-- PROBLEM TO WORK ON --
Gather the lines below that include the string "image", copying each in full.

--------------------------------

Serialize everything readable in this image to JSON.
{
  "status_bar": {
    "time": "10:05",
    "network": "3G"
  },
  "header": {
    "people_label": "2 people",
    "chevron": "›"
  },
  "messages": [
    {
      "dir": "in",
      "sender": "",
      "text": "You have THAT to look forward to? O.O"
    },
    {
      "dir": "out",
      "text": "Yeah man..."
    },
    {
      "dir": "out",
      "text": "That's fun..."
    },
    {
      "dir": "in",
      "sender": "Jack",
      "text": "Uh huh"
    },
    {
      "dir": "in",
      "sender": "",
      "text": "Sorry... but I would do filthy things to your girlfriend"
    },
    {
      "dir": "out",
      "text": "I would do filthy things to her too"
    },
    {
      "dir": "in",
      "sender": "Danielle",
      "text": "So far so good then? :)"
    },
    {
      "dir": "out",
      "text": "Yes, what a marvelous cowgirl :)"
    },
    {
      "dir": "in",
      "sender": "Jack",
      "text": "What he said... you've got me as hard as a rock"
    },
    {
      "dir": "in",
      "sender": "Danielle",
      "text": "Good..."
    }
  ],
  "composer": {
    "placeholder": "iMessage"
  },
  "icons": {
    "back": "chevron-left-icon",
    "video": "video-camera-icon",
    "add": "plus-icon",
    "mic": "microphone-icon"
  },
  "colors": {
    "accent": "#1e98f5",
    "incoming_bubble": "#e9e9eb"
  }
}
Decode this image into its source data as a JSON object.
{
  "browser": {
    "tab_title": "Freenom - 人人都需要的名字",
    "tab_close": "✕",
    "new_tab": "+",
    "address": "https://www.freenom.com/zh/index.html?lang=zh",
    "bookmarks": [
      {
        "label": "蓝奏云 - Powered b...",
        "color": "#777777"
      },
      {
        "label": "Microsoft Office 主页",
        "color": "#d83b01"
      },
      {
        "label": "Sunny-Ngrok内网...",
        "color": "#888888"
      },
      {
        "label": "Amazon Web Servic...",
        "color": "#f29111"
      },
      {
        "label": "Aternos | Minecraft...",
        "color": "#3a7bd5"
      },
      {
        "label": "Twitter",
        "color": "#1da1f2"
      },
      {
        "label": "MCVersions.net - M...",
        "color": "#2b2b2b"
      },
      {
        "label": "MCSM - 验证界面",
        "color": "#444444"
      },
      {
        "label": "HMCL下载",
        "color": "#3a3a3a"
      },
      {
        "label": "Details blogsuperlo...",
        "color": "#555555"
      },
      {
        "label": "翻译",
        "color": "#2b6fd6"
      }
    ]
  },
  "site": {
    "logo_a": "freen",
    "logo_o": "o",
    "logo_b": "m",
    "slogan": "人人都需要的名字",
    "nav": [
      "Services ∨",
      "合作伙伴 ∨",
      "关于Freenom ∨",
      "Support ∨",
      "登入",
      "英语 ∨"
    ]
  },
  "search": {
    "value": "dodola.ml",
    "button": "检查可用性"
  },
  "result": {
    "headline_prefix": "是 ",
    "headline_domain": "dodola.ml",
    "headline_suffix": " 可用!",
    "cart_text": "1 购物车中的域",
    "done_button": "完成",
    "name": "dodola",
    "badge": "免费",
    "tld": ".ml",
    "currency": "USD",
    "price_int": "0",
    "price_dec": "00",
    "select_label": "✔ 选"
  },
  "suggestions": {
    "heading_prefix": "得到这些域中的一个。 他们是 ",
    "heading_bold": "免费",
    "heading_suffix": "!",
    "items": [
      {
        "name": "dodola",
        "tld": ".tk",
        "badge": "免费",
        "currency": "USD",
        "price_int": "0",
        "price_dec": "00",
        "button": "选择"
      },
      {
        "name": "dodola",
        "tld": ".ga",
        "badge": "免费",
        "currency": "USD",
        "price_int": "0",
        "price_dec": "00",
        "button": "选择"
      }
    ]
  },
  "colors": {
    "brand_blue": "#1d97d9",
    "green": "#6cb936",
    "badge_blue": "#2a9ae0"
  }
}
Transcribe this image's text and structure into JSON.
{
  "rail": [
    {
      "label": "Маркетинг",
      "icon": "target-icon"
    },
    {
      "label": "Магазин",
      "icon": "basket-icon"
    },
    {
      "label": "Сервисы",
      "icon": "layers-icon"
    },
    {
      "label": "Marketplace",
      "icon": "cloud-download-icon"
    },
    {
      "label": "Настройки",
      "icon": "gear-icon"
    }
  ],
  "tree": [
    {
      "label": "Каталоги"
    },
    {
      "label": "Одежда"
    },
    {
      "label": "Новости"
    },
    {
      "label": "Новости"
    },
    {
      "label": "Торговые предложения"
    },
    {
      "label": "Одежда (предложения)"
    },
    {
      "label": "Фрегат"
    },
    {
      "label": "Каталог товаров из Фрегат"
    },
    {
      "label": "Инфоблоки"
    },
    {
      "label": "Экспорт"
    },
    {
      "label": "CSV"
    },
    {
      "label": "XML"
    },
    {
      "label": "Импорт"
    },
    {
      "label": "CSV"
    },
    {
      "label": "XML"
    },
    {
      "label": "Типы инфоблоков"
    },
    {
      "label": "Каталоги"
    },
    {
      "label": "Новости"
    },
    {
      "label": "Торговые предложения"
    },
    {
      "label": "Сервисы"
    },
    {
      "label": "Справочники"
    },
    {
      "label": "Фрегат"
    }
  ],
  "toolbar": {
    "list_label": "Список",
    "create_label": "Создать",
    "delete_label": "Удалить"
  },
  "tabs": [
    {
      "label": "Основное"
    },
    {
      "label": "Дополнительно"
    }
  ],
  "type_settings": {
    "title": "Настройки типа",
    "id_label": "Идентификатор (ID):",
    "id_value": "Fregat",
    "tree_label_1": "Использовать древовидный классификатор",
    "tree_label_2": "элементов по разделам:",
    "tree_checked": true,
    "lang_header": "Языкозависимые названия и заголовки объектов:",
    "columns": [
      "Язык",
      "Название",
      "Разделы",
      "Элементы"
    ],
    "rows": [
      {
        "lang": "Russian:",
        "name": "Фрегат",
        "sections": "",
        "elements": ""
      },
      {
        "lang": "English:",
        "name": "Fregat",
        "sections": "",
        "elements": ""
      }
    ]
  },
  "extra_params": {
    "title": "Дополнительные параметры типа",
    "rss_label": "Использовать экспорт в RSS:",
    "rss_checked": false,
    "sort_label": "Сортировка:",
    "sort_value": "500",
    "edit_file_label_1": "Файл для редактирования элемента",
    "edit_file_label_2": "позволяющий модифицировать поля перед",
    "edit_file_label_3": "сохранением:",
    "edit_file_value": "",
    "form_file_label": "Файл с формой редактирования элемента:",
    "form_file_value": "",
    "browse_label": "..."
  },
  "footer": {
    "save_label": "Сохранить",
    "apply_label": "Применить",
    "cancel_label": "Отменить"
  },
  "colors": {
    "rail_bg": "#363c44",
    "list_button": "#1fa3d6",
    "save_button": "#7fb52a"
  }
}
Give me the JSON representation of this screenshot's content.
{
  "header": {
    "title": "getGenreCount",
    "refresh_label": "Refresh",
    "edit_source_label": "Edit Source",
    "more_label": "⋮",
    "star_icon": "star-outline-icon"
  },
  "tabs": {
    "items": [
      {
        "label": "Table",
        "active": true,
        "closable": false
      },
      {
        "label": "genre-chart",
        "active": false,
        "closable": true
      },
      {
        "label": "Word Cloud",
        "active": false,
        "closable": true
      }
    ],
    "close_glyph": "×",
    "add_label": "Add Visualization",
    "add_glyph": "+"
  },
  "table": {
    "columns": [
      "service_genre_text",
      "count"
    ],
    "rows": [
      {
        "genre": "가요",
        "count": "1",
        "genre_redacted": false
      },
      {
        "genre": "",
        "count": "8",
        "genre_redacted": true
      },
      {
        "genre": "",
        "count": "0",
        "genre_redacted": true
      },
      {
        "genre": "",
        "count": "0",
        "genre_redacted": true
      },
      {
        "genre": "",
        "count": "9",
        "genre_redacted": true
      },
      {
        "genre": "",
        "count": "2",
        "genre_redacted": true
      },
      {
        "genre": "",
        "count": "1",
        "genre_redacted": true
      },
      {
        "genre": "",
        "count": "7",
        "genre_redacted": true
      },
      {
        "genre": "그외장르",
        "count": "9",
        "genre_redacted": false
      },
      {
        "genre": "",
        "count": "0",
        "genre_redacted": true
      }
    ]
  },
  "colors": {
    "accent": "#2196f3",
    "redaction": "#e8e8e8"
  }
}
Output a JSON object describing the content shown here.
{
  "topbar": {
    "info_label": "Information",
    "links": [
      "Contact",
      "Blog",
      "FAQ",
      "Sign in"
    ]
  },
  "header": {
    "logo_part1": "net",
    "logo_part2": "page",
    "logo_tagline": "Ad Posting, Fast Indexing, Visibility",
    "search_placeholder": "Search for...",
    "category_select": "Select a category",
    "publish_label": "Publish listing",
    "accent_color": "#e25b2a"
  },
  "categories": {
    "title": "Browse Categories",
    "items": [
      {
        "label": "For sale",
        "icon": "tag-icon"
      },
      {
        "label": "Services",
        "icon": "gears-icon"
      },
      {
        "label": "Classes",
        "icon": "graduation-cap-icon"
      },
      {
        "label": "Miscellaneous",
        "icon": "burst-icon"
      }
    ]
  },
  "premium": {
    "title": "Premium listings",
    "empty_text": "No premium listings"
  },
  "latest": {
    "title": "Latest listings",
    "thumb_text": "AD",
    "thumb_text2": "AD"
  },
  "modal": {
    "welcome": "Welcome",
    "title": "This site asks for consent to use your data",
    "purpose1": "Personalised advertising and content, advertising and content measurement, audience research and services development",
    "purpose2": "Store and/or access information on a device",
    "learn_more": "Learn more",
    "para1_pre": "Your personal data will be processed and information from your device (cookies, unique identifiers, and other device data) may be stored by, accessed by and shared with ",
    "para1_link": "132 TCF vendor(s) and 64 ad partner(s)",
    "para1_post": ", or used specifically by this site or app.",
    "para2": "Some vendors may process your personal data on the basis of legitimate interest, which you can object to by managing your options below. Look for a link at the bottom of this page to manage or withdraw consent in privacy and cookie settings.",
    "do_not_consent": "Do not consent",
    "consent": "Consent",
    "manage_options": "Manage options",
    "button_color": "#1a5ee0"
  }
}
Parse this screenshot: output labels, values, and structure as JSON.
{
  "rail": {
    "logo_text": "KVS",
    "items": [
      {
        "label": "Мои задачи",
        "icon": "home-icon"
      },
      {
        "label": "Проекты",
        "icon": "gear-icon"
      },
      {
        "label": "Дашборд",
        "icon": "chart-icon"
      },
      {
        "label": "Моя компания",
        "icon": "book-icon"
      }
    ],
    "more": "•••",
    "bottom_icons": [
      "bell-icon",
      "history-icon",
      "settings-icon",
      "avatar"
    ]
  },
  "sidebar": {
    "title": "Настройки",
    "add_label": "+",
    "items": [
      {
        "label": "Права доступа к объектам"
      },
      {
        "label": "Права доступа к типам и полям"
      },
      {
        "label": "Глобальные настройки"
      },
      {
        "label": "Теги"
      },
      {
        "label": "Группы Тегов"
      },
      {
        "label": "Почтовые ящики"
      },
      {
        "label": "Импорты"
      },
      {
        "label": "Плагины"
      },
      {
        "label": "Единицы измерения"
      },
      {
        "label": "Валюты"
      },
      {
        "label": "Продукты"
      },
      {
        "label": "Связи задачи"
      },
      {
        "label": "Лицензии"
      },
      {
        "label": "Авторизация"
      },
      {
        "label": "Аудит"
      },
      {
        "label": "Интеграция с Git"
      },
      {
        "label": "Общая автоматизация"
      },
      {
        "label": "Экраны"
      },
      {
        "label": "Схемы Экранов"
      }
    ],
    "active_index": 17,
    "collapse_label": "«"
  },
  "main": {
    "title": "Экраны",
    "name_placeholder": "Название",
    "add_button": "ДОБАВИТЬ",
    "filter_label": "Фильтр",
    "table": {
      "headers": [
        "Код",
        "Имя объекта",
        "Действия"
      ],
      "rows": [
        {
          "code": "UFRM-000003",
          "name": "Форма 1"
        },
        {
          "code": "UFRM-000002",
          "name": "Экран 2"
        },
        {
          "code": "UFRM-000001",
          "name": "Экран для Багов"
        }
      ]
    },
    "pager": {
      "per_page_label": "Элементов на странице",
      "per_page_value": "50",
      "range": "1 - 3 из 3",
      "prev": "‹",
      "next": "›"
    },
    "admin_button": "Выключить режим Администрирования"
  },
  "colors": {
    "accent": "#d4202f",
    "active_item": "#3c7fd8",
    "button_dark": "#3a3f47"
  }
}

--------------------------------

-- EXPECTED ANSWER --
Serialize everything readable in this image to JSON.
Decode this image into its source data as a JSON object.
Transcribe this image's text and structure into JSON.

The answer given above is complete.